==== TASK INPUT

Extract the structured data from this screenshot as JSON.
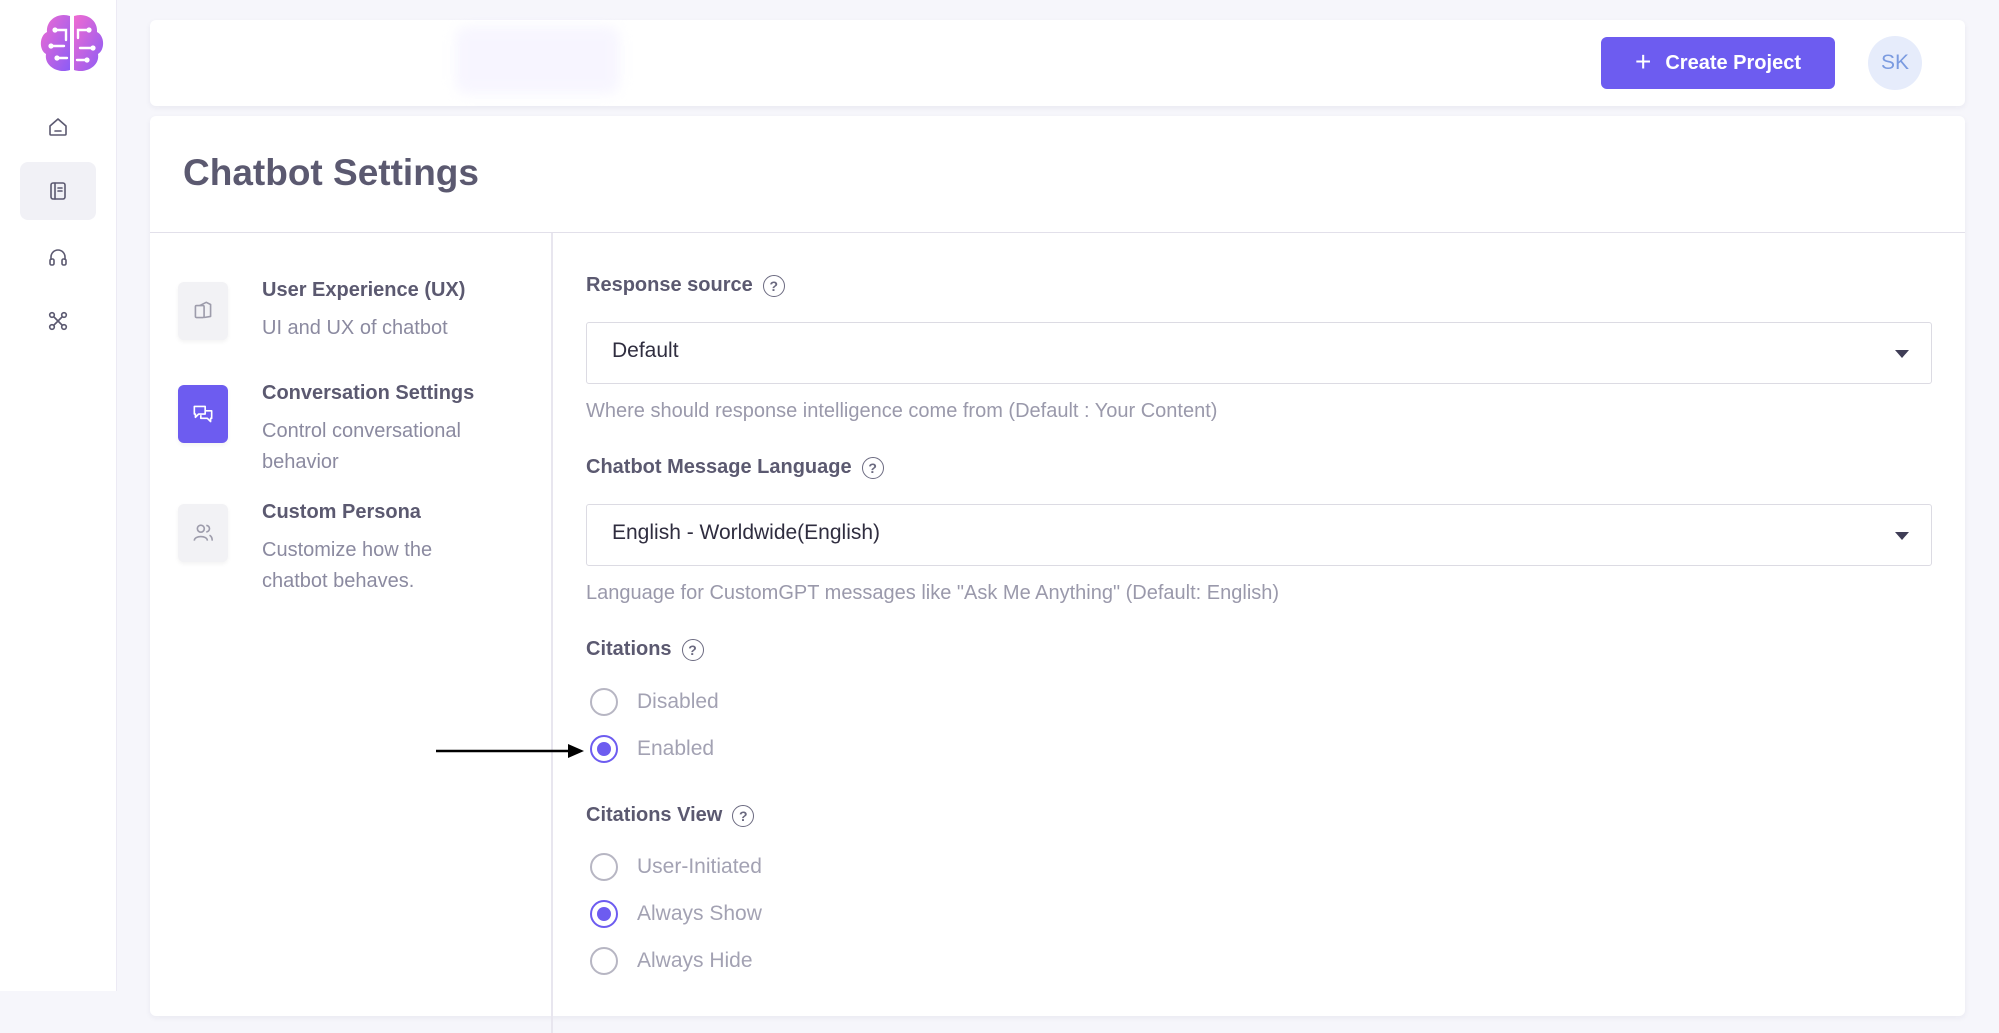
{
  "header": {
    "create_button_label": "Create Project",
    "avatar_initials": "SK"
  },
  "page": {
    "title": "Chatbot Settings"
  },
  "settings_nav": [
    {
      "title": "User Experience (UX)",
      "description": "UI and UX of chatbot",
      "icon": "layout-icon",
      "active": false
    },
    {
      "title": "Conversation Settings",
      "description": "Control conversational behavior",
      "icon": "chat-icon",
      "active": true
    },
    {
      "title": "Custom Persona",
      "description": "Customize how the chatbot behaves.",
      "icon": "users-icon",
      "active": false
    }
  ],
  "response_source": {
    "label": "Response source",
    "value": "Default",
    "hint": "Where should response intelligence come from (Default : Your Content)"
  },
  "language": {
    "label": "Chatbot Message Language",
    "value": "English - Worldwide(English)",
    "hint": "Language for CustomGPT messages like \"Ask Me Anything\" (Default: English)"
  },
  "citations": {
    "label": "Citations",
    "options": [
      "Disabled",
      "Enabled"
    ],
    "selected": "Enabled"
  },
  "citations_view": {
    "label": "Citations View",
    "options": [
      "User-Initiated",
      "Always Show",
      "Always Hide"
    ],
    "selected": "Always Show"
  },
  "colors": {
    "accent": "#6d5cf0",
    "text_dark": "#5b5970",
    "text_muted": "#9a99ab"
  }
}
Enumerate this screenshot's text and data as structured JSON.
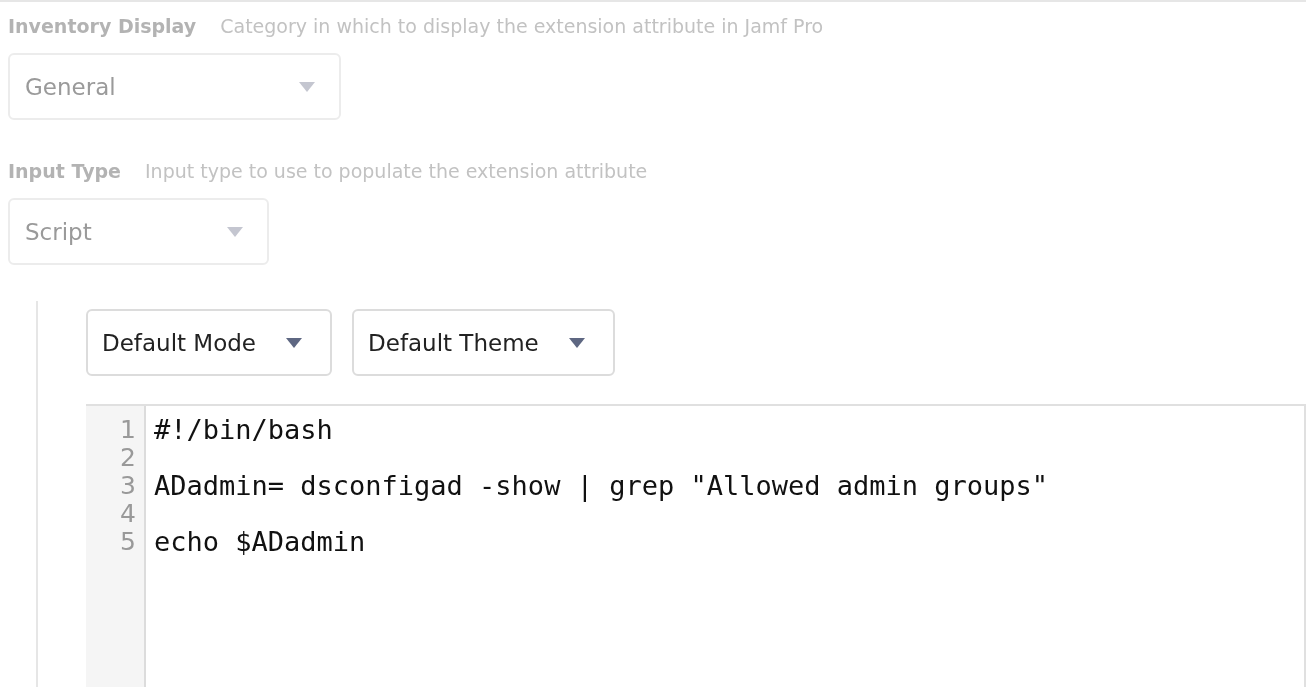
{
  "fields": [
    {
      "label": "Inventory Display",
      "hint": "Category in which to display the extension attribute in Jamf Pro",
      "value": "General",
      "disabled": true
    },
    {
      "label": "Input Type",
      "hint": "Input type to use to populate the extension attribute",
      "value": "Script",
      "disabled": true
    }
  ],
  "editor": {
    "toolbar": [
      {
        "value": "Default Mode"
      },
      {
        "value": "Default Theme"
      }
    ],
    "lines": [
      {
        "number": "1",
        "code": "#!/bin/bash"
      },
      {
        "number": "2"
      },
      {
        "number": "3",
        "code": "ADadmin= dsconfigad -show | grep \"Allowed admin groups\""
      },
      {
        "number": "4"
      },
      {
        "number": "5",
        "code": "echo $ADadmin"
      }
    ]
  }
}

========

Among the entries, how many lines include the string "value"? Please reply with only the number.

__TASK RESPONSE__
6